[What you have to do] A single number is needed: how many lines of the data below contain "icon".

[Element data from apps and pages]
===============
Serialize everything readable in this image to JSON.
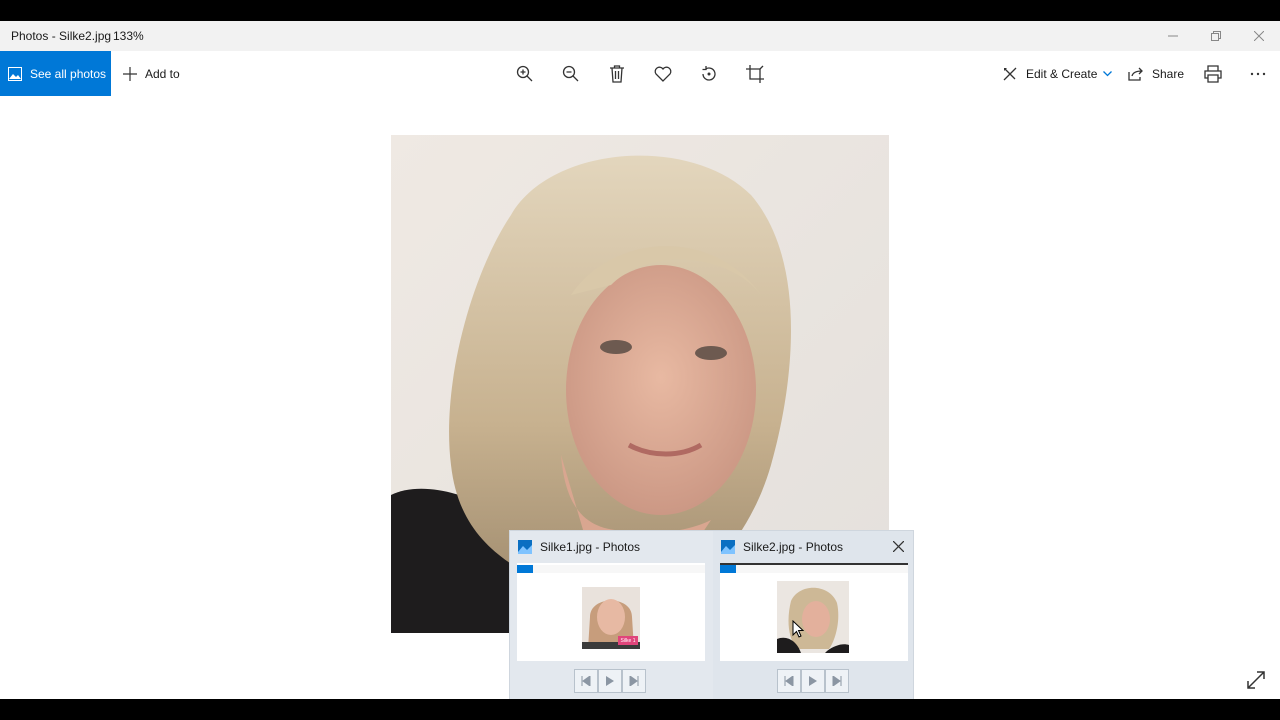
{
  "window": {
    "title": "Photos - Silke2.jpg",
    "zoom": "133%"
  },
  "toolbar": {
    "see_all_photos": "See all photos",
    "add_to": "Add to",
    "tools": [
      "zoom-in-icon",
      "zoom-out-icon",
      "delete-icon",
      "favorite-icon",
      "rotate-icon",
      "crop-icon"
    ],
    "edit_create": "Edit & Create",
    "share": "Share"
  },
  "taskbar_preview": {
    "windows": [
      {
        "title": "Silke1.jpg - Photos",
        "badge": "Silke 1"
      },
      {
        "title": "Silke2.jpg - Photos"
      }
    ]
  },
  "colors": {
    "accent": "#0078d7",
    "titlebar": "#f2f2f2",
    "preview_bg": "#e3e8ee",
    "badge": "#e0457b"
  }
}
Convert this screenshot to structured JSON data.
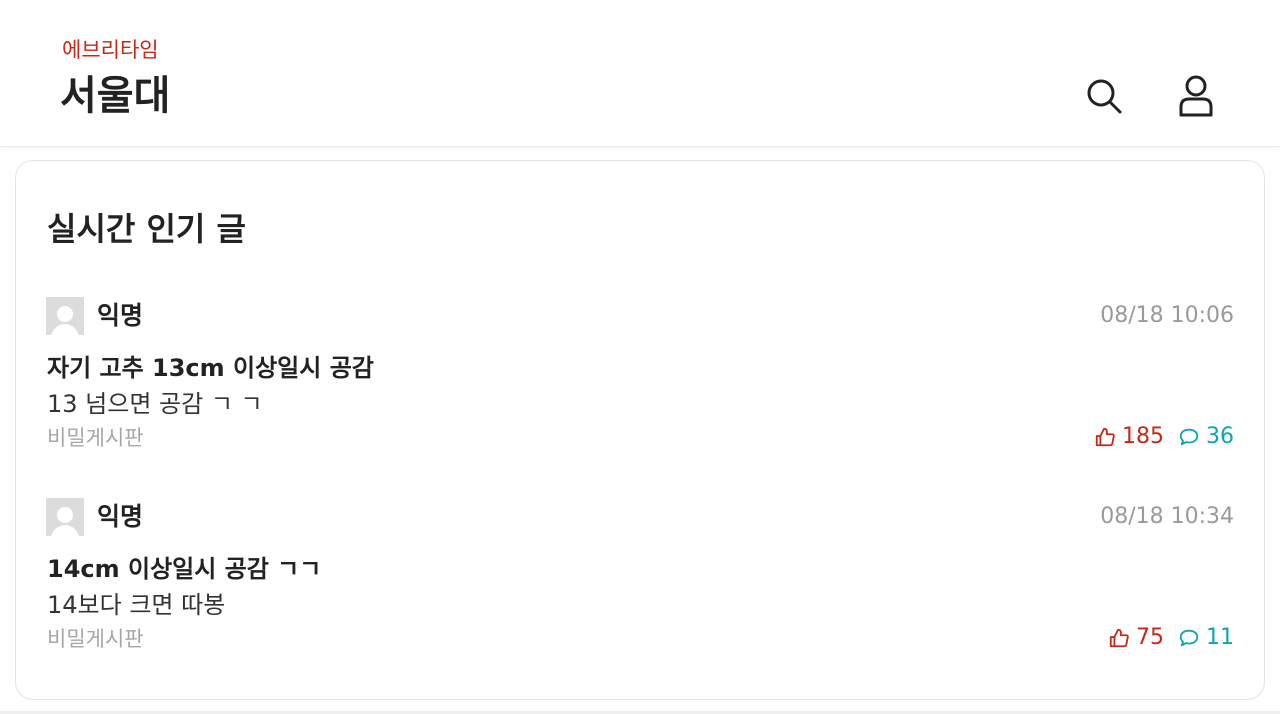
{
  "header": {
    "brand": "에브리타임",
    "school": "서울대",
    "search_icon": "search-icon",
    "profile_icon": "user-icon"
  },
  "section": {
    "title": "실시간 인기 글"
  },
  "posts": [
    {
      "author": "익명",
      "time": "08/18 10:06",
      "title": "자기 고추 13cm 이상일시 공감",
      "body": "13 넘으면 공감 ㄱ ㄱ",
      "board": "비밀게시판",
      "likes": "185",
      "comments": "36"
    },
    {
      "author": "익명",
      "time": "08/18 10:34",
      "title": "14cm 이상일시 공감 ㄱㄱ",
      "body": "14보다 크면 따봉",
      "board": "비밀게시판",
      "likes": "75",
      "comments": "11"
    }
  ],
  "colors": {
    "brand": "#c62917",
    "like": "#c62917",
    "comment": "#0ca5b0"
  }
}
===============
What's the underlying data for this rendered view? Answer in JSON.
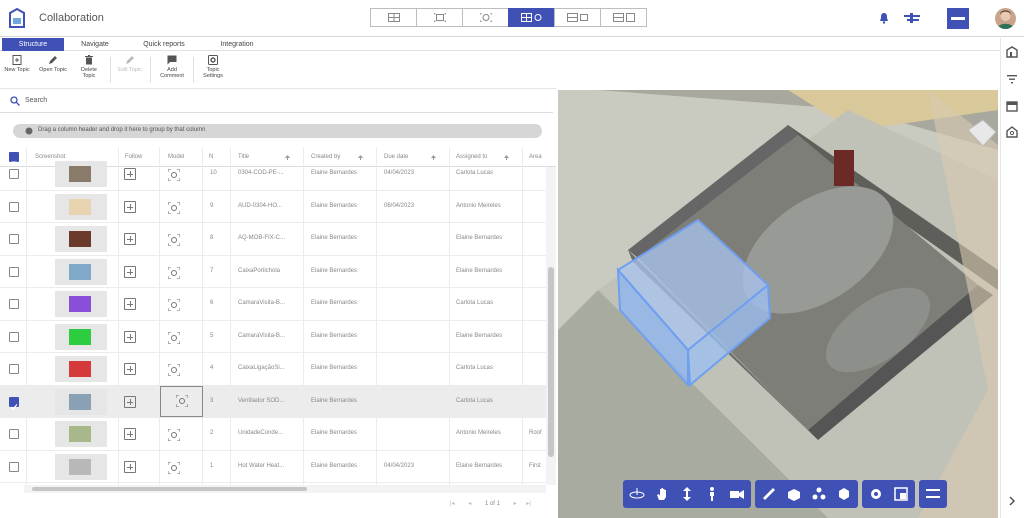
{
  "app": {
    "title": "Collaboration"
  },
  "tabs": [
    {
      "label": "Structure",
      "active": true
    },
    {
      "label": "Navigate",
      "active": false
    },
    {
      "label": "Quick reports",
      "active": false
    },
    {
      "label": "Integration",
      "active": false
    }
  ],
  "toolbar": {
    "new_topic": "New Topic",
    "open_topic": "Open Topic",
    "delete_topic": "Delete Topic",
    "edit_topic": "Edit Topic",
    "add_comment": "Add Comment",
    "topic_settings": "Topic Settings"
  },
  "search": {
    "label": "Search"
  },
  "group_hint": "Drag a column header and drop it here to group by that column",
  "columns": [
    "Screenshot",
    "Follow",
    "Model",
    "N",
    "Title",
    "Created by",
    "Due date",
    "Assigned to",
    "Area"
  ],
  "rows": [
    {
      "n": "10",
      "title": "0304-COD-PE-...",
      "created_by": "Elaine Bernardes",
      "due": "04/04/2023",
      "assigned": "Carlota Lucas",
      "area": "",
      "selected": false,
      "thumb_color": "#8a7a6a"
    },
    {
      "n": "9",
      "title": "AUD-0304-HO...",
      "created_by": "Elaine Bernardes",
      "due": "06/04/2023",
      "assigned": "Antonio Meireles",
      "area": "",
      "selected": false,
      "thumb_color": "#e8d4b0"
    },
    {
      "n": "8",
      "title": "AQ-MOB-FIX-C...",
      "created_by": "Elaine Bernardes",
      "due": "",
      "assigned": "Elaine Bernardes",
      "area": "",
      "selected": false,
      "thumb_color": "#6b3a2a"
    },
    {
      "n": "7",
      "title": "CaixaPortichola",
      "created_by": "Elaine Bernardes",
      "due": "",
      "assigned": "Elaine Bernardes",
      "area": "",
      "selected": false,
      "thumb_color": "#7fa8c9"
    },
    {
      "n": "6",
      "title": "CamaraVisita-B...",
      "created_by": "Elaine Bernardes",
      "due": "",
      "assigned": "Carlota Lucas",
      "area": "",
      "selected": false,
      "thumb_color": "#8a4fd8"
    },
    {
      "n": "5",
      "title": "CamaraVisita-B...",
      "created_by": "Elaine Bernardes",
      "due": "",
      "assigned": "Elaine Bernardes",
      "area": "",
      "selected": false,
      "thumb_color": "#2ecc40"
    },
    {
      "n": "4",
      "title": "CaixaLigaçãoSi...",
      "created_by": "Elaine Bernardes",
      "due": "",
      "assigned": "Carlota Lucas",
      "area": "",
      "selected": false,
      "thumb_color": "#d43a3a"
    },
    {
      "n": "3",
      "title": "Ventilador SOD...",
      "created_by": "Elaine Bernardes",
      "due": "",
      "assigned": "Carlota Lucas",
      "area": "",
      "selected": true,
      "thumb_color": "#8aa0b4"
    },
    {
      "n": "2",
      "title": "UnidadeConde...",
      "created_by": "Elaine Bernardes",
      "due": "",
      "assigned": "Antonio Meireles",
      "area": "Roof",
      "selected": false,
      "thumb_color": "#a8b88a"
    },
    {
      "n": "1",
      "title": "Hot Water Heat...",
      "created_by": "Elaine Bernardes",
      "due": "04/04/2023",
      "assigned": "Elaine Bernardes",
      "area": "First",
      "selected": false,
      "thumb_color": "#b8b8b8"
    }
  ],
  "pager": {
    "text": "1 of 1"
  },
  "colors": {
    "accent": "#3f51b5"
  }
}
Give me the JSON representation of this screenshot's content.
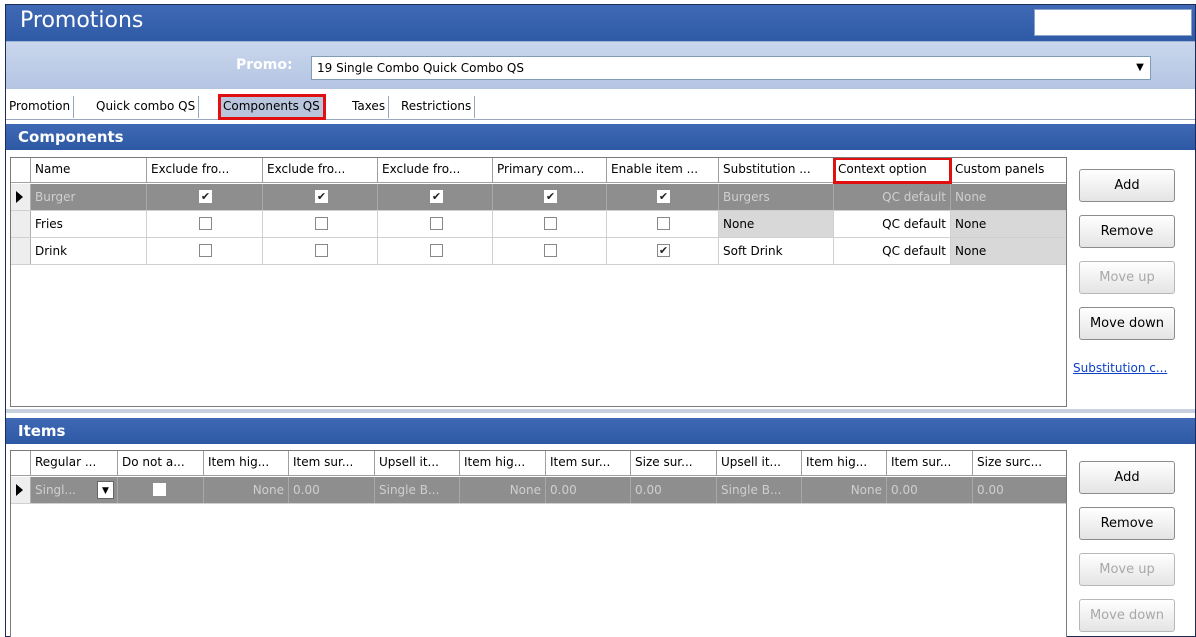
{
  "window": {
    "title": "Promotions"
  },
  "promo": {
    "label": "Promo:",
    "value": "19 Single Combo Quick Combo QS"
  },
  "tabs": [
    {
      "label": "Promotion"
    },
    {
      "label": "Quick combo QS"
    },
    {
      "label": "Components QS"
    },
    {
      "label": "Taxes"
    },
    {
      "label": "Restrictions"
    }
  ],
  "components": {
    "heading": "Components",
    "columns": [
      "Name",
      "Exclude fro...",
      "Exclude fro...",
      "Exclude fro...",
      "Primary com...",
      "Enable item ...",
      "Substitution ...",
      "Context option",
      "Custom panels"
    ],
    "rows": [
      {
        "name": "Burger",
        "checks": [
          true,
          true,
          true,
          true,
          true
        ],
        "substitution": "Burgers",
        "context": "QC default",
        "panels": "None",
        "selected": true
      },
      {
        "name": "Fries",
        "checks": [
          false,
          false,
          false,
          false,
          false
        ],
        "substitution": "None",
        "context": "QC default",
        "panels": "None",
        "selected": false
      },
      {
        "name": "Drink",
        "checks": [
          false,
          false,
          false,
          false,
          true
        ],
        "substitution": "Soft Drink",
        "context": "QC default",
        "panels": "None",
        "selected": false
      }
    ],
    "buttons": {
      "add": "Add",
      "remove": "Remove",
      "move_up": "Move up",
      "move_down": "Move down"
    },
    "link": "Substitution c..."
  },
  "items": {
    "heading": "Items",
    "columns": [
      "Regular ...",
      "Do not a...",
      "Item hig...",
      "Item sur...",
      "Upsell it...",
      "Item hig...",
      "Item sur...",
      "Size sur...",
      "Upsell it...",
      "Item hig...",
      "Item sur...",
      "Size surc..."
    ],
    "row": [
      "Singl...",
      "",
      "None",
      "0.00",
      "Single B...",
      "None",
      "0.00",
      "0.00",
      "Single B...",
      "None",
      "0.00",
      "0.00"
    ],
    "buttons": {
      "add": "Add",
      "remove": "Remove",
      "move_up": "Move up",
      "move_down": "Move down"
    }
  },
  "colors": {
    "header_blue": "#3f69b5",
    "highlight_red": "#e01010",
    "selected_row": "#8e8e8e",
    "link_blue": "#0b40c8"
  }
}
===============
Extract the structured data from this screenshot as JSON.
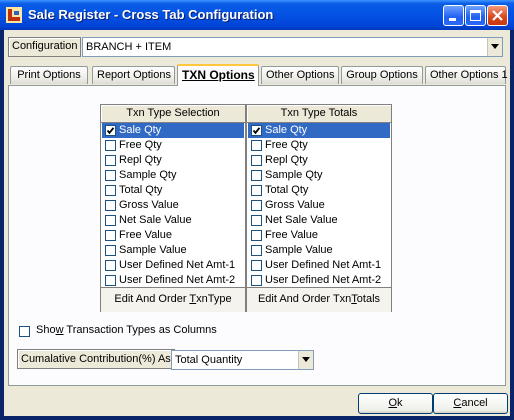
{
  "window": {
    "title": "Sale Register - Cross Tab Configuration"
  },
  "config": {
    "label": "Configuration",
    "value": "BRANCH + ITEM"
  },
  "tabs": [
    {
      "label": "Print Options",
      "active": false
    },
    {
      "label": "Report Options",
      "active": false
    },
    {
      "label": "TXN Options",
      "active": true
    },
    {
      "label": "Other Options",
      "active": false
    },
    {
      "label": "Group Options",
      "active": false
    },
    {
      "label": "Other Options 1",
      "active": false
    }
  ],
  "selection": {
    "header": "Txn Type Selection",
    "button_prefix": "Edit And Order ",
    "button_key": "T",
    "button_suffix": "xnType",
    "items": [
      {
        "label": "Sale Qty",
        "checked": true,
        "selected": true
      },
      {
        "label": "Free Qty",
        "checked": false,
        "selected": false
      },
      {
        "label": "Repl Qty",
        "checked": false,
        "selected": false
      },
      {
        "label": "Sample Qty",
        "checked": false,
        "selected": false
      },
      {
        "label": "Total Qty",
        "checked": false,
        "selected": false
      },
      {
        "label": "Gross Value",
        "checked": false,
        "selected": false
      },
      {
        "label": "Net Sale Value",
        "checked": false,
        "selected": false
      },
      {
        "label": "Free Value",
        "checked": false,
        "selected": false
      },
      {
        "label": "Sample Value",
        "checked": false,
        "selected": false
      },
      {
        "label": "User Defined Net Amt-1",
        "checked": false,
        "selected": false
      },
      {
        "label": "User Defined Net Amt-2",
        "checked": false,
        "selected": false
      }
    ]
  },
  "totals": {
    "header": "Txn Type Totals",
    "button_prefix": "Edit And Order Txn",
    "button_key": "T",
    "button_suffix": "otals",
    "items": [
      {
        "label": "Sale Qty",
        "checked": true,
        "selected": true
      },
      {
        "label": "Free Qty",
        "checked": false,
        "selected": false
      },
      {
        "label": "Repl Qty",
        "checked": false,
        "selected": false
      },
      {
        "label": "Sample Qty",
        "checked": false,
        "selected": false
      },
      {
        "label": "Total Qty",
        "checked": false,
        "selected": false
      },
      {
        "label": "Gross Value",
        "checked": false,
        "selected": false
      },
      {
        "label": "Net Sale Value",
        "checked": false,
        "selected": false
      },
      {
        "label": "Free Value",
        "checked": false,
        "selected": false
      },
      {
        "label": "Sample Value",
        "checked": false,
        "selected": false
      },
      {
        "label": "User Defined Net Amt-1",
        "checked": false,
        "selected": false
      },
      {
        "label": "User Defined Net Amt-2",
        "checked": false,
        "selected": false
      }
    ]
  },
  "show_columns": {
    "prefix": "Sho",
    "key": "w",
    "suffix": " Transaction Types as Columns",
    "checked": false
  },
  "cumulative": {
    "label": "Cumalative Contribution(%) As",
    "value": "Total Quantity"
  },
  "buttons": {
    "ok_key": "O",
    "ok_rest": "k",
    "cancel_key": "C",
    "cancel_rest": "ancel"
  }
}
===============
[Worked solution] 8